No. of comments / posts made
31/01/10 – 22/02/10————6204—————62,367
(average posts per day)———-282—————-2,834
It isn’t only about ruining the top online community for atheists online. These decisions make no sense even when considering only traffic. People do visit the front page and read interesting articles that are snapped up from various places. But most activity at RichardDawkins.Net occurs within the forum. This is where people are learning new things, discovering new ways to tackle superstition and religion, making new friends, and being involved in something special. Taking it all away is bad in itself, but I could never have imagined it would be handled so unprofessionally. If anyone reads this and has the opportunity to work with Josh Timonen or Andrew Chalkley in the future, please think twice. Laughable communication skills, dishonest tactics when covering up their own mess, shifting the blame onto others, and not understanding the website they apparently work on.
This leaves us with the fact that they are currently employed by Richard Dawkins. Josh and Andrew have brought about a PR disaster for Dawkins and his Foundation. Thousands of now-silenced members already announced that they will not be coming back and will no longer donate to the Foundation after this mess. We are left wondering how much Richard Dawkins actually knows about all this. Did he want things to be handled this way. If so, why are Josh and Andrew so desperate to threaten that contacting Dawkins will not be tolerated? The Professor certainly trusts Josh’s judgement, and even dedicated his latest book to him.

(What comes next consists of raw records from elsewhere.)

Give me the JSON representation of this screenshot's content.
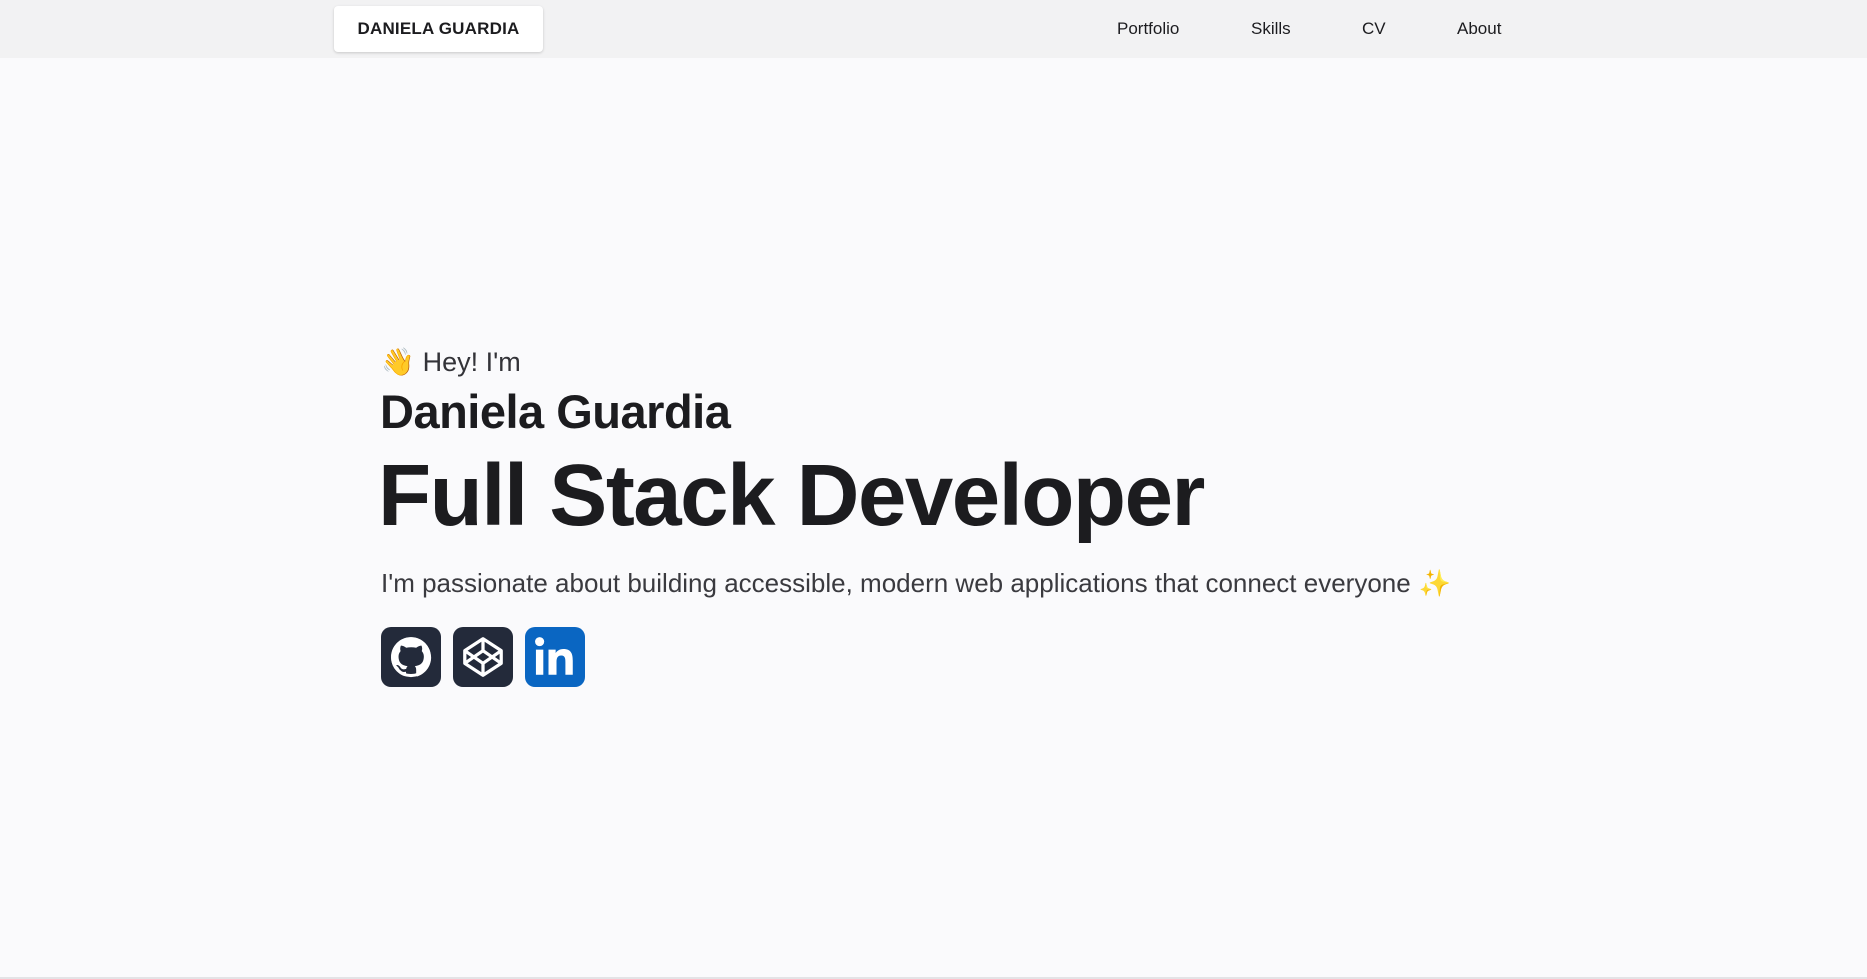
{
  "header": {
    "brand": "DANIELA GUARDIA",
    "nav": [
      {
        "label": "Portfolio"
      },
      {
        "label": "Skills"
      },
      {
        "label": "CV"
      },
      {
        "label": "About"
      }
    ]
  },
  "hero": {
    "wave_emoji": "👋",
    "greeting": "Hey! I'm",
    "name": "Daniela Guardia",
    "role": "Full Stack Developer",
    "tagline": "I'm passionate about building accessible, modern web applications that connect everyone",
    "sparkle_emoji": "✨"
  },
  "socials": [
    {
      "icon": "github-icon",
      "color": "#232a3a"
    },
    {
      "icon": "codepen-icon",
      "color": "#232a3a"
    },
    {
      "icon": "linkedin-icon",
      "color": "#0a66c2"
    }
  ],
  "colors": {
    "background": "#fafafc",
    "header_background": "#f2f2f3",
    "text": "#1c1c1f",
    "linkedin_blue": "#0a66c2",
    "dark_icon": "#232a3a"
  }
}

If he has a good idea for a new website, I personally believe that Richard will roll with it. But it wouldn’t surprise me if Richard has no idea how disrespectful, rude and offensive Josh has been during this whole incident. I’m sure Richard will be thrilled to know that thousands of previously happy members no longer want to have any connection with the website or the Foundation. People are unhappy about what they have lost, and equally unhappy about what they are apparently to gain in the future. Who wants to use a website where community spirit is discouraged, where admins deliberately refrain from website maintenance, where voluntary staff are kept out of the loop and treated like crap?
Who wants to be part of a website that simply doesn’t care about the users?
In 2008, this is what Dawkins himself had to say about our community:
“It is a community, and that is a valuable part of it. Many of our forum threads have an atmosphere of friends going out for a drink and chatting. I think that is valuable, and I don’t think we should insist on sticking to serious topics. That would be a good way to stifle the sense of community, and that would be a real shame.”
If you used the forum and are now wanting a new haunt with some familiar faces, you will find some at RationalSkepticism. Feel free to use the comments here to share details if you need to.